In Oklahoma, recent legislation allows for expedited eviction processes, similar to the provisions of HB 621. New York has also seen efforts to strengthen property owners' rights, with laws that facilitate quicker removal of squatters. Alabama and Georgia have both implemented measures to streamline eviction procedures.

The effectiveness of these different approaches varies, but the common thread is a recognition of the need to protect property rights and provide swift remedies for property owners. By examining the successes and challenges of these states' legislative efforts, Florida can continue to refine its approach to ensure the best possible outcomes for property owners.


The signing of HB 621 represents a significant victory for property owners in Florida, providing them with the tools needed to address the challenges of squatting more effectively. By offering a clear and expedited process for removing unauthorized occupants, the bill aims to safeguard property investments and maintain the integrity of property ownership.

As Florida moves forward with the implementation of HB 621, property owners can take solace in the fact that their rights are being prioritized and protected. The broader implications of this legislation extend beyond individual property cases, contributing to a more stable and secure real estate market in the state.

For property owners and landlords, staying informed about these legal changes and understanding the new procedures will be crucial. Engaging with property management companies and legal professionals can provide additional support and ensure that property rights are upheld.

HB 621 is a pivotal step in addressing the issue of squatting in Florida. By empowering property owners and streamlining the eviction process, this legislation offers a more robust framework for protecting property rights and maintaining the value of real estate investments.

If you have more concerns about squatting and how to prevent it, it’s crucial to seek the help of a professional property management company like Sun-Pro Realty and Management.
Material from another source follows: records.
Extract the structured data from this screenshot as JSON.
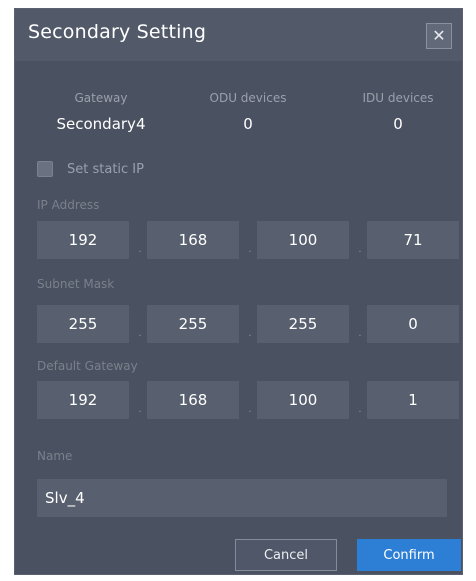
{
  "dialog": {
    "title": "Secondary Setting",
    "close_icon": "close-icon"
  },
  "stats": [
    {
      "label": "Gateway",
      "value": "Secondary4"
    },
    {
      "label": "ODU devices",
      "value": "0"
    },
    {
      "label": "IDU devices",
      "value": "0"
    }
  ],
  "static_ip": {
    "label": "Set static IP",
    "checked": false
  },
  "ip_address": {
    "label": "IP Address",
    "octets": [
      "192",
      "168",
      "100",
      "71"
    ]
  },
  "subnet_mask": {
    "label": "Subnet Mask",
    "octets": [
      "255",
      "255",
      "255",
      "0"
    ]
  },
  "default_gateway": {
    "label": "Default Gateway",
    "octets": [
      "192",
      "168",
      "100",
      "1"
    ]
  },
  "name": {
    "label": "Name",
    "value": "Slv_4"
  },
  "separator": ".",
  "buttons": {
    "cancel": "Cancel",
    "confirm": "Confirm"
  },
  "colors": {
    "dialog_bg": "#4a5160",
    "field_bg": "#585f6e",
    "accent": "#2d7fd6"
  }
}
Reliable property managers are well-versed and updated on the rental laws in Florida, helping ensure that your property remains safe and in compliance with the law.

Contact one of our experts at Sun-Pro Realty and Management, and we will be happy to assist you.